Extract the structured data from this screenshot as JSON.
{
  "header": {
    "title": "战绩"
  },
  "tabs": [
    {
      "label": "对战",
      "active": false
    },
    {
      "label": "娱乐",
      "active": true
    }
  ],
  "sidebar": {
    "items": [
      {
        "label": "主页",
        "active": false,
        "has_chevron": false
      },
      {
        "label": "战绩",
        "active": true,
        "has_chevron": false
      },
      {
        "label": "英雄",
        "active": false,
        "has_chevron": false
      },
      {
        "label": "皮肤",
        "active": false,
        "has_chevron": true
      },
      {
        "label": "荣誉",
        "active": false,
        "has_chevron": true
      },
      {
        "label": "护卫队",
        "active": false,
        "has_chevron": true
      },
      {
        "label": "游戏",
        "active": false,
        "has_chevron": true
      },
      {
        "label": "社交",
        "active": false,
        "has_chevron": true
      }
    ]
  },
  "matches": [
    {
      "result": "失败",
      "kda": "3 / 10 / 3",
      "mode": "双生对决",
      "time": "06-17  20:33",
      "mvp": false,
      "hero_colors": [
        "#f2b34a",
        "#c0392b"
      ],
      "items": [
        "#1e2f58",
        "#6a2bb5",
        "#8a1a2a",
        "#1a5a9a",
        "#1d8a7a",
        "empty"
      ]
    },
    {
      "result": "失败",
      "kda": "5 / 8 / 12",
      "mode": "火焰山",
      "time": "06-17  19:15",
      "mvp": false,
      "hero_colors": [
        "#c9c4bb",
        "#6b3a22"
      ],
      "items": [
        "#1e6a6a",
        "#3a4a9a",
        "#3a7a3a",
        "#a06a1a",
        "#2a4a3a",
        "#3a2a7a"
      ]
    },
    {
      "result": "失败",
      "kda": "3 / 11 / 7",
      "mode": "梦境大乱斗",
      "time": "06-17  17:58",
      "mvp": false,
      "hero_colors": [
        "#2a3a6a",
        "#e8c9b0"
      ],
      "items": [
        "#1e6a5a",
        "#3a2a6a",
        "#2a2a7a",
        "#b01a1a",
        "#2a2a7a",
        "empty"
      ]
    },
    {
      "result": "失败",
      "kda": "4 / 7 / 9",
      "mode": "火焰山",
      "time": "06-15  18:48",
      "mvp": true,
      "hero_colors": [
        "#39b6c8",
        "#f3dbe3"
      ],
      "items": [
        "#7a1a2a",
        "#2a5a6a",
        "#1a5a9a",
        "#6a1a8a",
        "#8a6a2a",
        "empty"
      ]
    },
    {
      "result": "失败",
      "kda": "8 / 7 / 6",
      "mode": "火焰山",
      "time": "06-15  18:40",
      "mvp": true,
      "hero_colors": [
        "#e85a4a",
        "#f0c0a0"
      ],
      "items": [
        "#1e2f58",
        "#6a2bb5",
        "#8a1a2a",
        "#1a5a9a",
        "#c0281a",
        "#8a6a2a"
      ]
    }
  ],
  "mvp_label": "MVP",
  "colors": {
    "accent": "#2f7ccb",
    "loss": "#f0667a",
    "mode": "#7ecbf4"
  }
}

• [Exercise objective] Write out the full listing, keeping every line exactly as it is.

• [Task result]
Extract the structured data from this screenshot as JSON.
{
  "header": {
    "title": "战绩"
  },
  "tabs": [
    {
      "label": "对战",
      "active": false
    },
    {
      "label": "娱乐",
      "active": true
    }
  ],
  "sidebar": {
    "items": [
      {
        "label": "主页",
        "active": false,
        "has_chevron": false
      },
      {
        "label": "战绩",
        "active": true,
        "has_chevron": false
      },
      {
        "label": "英雄",
        "active": false,
        "has_chevron": false
      },
      {
        "label": "皮肤",
        "active": false,
        "has_chevron": true
      },
      {
        "label": "荣誉",
        "active": false,
        "has_chevron": true
      },
      {
        "label": "护卫队",
        "active": false,
        "has_chevron": true
      },
      {
        "label": "游戏",
        "active": false,
        "has_chevron": true
      },
      {
        "label": "社交",
        "active": false,
        "has_chevron": true
      }
    ]
  },
  "matches": [
    {
      "result": "失败",
      "kda": "3 / 10 / 3",
      "mode": "双生对决",
      "time": "06-17  20:33",
      "mvp": false,
      "hero_colors": [
        "#f2b34a",
        "#c0392b"
      ],
      "items": [
        "#1e2f58",
        "#6a2bb5",
        "#8a1a2a",
        "#1a5a9a",
        "#1d8a7a",
        "empty"
      ]
    },
    {
      "result": "失败",
      "kda": "5 / 8 / 12",
      "mode": "火焰山",
      "time": "06-17  19:15",
      "mvp": false,
      "hero_colors": [
        "#c9c4bb",
        "#6b3a22"
      ],
      "items": [
        "#1e6a6a",
        "#3a4a9a",
        "#3a7a3a",
        "#a06a1a",
        "#2a4a3a",
        "#3a2a7a"
      ]
    },
    {
      "result": "失败",
      "kda": "3 / 11 / 7",
      "mode": "梦境大乱斗",
      "time": "06-17  17:58",
      "mvp": false,
      "hero_colors": [
        "#2a3a6a",
        "#e8c9b0"
      ],
      "items": [
        "#1e6a5a",
        "#3a2a6a",
        "#2a2a7a",
        "#b01a1a",
        "#2a2a7a",
        "empty"
      ]
    },
    {
      "result": "失败",
      "kda": "4 / 7 / 9",
      "mode": "火焰山",
      "time": "06-15  18:48",
      "mvp": true,
      "hero_colors": [
        "#39b6c8",
        "#f3dbe3"
      ],
      "items": [
        "#7a1a2a",
        "#2a5a6a",
        "#1a5a9a",
        "#6a1a8a",
        "#8a6a2a",
        "empty"
      ]
    },
    {
      "result": "失败",
      "kda": "8 / 7 / 6",
      "mode": "火焰山",
      "time": "06-15  18:40",
      "mvp": true,
      "hero_colors": [
        "#e85a4a",
        "#f0c0a0"
      ],
      "items": [
        "#1e2f58",
        "#6a2bb5",
        "#8a1a2a",
        "#1a5a9a",
        "#c0281a",
        "#8a6a2a"
      ]
    }
  ],
  "mvp_label": "MVP",
  "colors": {
    "accent": "#2f7ccb",
    "loss": "#f0667a",
    "mode": "#7ecbf4"
  }
}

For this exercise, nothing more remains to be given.